Teen PIs will love 'Sweet 16 to Life,' a Nancy Drew in the 'hood

Sometimes, you have a good nose for trouble.

One deep breath and you can practically smell mayhem. It’s almost like a perfume you can’t resist, a whiff of rebellion, and when that happens — when danger floats in the air — well, what can you do? You have to give in. You must follow it.

But what if that smell is something else? What if it’s smoke or the scent of blood? In the new book “Sweet 16 to Life” by Kimberly Reid, somebody needs to pay attention and keep her nose clean.

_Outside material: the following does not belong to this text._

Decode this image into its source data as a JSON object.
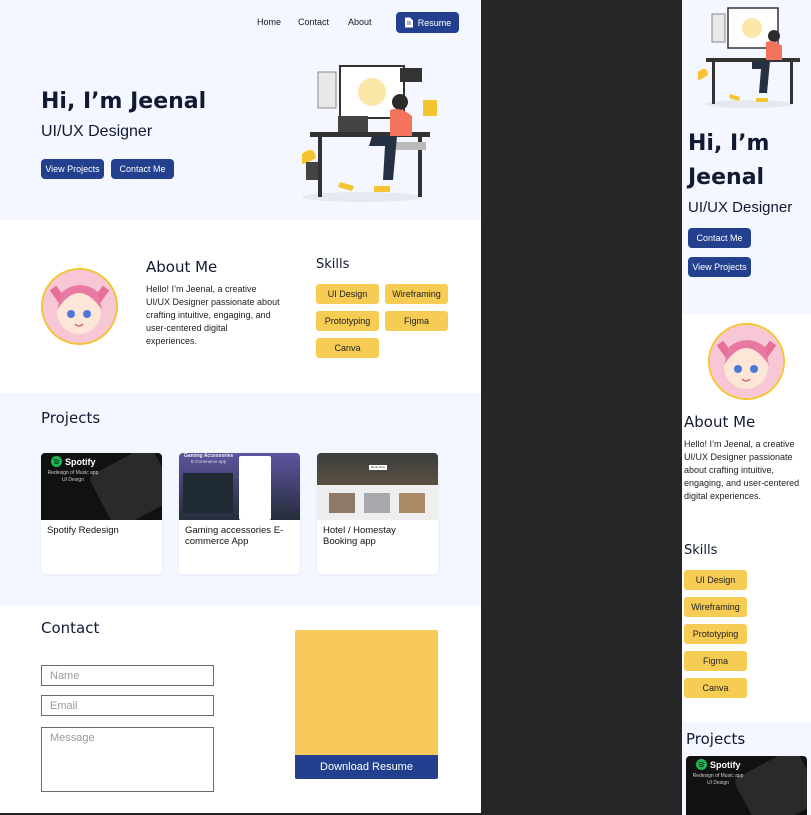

With just days to go, amateur detective Chanti Evans hoped her 16th birthday would be memorable. She dreamed of holding the arm of Special Someone while wearing the gorgeous dress that hung on the back of her bedroom door.

Unfortunately, that wasn’t anywhere near reality. Marcus, her briefly-boyfriend, had recently broken up with Chanti because his parents thought she was dangerous.

Right. Like a few narrowly-missed homicides were a big deal.

Chanti never looked for crimes to solve; they found her instead. Case in point, the night her friend MJ’s house caught fire. Thankfully, nobody was home and the blaze was easily extinguished but Chanti was suspicious: MJ was more worried about the contents of the basement than the rest of the house. Add in the creepy hoodie-wearing dude who stood smiling as he watched the house burn, and something wasn’t right.

Neither was the fact that MJ seemed to be awfully close to Hoodie Dude. She said it was nothing, that she was just creeping on her boyfriend, but Chanti thought it was more than that. And if there was trouble, it could jeopardize MJ’s parole.

But watching her friend’s back wasn’t the only drama in Chanti’s life. It seemed, for instance, that Marcus was always nearby, and he was too tempting. Plus, there was the stress of keeping her mother’s job under wraps, It wouldn’t do for everybody in the ‘hood to know that Lana was an undercover cop.

No, that would mean more danger, as if Chanti wasn’t up to her nose in it already: it turned out that Hoodie Dude was a second-man gangster from L.A. and until he disappeared, leaving behind a pool of blood, he had his mind set on controlling Denver. Was this the one case Chanti couldn’t solve?

Don’t bet on it. In fact, don’t bet on anything but enjoyment from this sharp, sassy mystery series.

Reid’s main character, Chanti, is like Nancy Drew in the ‘hood: same savvy sleuthing, but with the bite of modern realism and a good amount of humor. There’s keen danger depicted here, but no profanity. Teen PIs will find a fun, not-so-easily-solved mystery but no hard-core violence. That makes this a perfect whodunit for readers 12 to 17.

This book is part of a series, so you’ll probably be happier if you get up-to-speed by grabbing one of the earlier installments first. Once you do, then “Sweet 16 to Life” is a great book to have your nose in.


View publishes Terri Schlichenmeyer’s reviews of books for teens and children weekly.